Topping the headlines was Thursday’s announcement that the euro-zone countries had reached a solution on a managed Greek debt default, and had also agreed to beef up the European Financial Stability Fund (EFSF). As usual during this drawn-out crisis however, the details were murky.
While the markets reacted with relief-inspired enthusiasm on Thursday, by Friday the bloom was already off the rose. The main goal of a resolution on the debt crisis was to allay investor fears of default and the resulting contagion from spreading to other countries, most notably Italy and Spain, whose economies are too big to bail out. On Friday, Italy put the market’s new-found optimism to the test by issuing new ten-year debt, and investors responded by pushing Italian ten-year bond yields past 6%, a critical threshold beyond which the interest costs for these low-growth countries are considered to become unsustainable. Spanish ten-year bond yields also spiked on Friday, finishing the week at 5.51%, which was about where they were before Thursday’s announcement. These subsequent developments make it clear that the euro-zone crisis is far from over.
On the home front, the Bank of Canada (BoC) announced on Tuesday that it would, as expected, keep its overnight rate on hold. (That means there was no change to bank prime rates, and by association, to variable-mortgage rates, which are priced off prime).
The BoC then issued its latest Monetary Policy Report for October on Wednesday, which slashes our projected growth from 2.8% to 2.1% in 2011, and from 2.6% to 1.9% in 2012. It also calls for a brief recession in the euro zone (umm…brief?), and in keeping with previous reports, cites consumer deleveraging, government spending cuts, and declining levels of business and consumer confidence as the biggest drags on our prospects for future growth. The report predicts that the Canadian economy will not return to full capacity until the end of 2013, and that lower oil prices will cause our core inflation rate to drop in 2012, before it returns to its 2% target by the end of 2013 (and yes, that’s the same 2% core-inflation target that federal Finance Minister Flaherty recently said was no longer the target).
Five-year Government of Canada bond yields swung like a piñata last week with double-digit moves on three of five days, but finished the week only 3 basis points higher. In response to all of the volatility, many lenders raised their fixed-mortgage rates, on some terms by as much as .40%. Thankfully for borrowers, other lenders held firm and given that, five-year fixed rates as low as 3.19% can still be had.
All of this bad news continues to be good news for anyone with a variable-rate mortgage. Until we see broad-based signs of recovery, variable rates aren’t going anywhere (except maybe down).

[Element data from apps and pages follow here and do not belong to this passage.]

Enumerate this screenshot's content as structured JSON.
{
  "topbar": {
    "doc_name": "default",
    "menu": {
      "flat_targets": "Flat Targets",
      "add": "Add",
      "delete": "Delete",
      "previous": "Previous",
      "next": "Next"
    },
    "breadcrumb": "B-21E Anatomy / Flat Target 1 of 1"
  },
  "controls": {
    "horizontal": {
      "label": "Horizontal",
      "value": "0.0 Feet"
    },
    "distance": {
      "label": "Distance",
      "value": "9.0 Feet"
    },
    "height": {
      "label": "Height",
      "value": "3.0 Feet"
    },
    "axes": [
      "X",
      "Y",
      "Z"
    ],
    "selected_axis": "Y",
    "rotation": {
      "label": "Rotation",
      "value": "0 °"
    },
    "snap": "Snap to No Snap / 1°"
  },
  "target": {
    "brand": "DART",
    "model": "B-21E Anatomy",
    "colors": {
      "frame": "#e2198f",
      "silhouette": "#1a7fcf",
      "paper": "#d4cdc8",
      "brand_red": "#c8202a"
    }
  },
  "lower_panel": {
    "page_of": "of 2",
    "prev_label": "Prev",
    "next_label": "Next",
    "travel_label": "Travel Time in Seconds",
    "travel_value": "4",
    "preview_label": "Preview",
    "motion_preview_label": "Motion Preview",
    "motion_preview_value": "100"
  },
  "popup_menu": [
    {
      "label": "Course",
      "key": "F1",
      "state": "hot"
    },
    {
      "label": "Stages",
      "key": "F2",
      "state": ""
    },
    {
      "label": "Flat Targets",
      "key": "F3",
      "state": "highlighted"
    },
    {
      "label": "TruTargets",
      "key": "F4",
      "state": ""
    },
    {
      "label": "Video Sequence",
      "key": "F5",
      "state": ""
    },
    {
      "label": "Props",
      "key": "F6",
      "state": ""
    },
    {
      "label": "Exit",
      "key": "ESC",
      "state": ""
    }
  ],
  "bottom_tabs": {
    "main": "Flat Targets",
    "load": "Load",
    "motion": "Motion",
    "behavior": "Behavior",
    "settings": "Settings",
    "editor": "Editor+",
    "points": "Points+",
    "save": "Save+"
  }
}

The bottom line: Thursday’s euro-zone announcement may have been progress in the right direction, but it clearly did not do enough to dispel widespread investor fears of contagion. If the euro-zone leadership doesn’t figure out how to resolve the crisis once and for all, the market will solve the problem for them, and if history is any indication, it will do so by using a chainsaw instead of a scalpel. (For a more detailed take on how the latest euro-zone developments are affecting Canadian mortgage rates, check out my latest Quarterly Mortgage Market Update, which was launched last week).
David Larock is an independent mortgage planner and industry insider specializing in helping clients purchase, refinance or renew their mortgages. David's posts appear weekly on this blog (movesmartly.com) and on his own blog integratedmortgageplanners.com/blog). Email Dave
October 31, 2011Mortgage |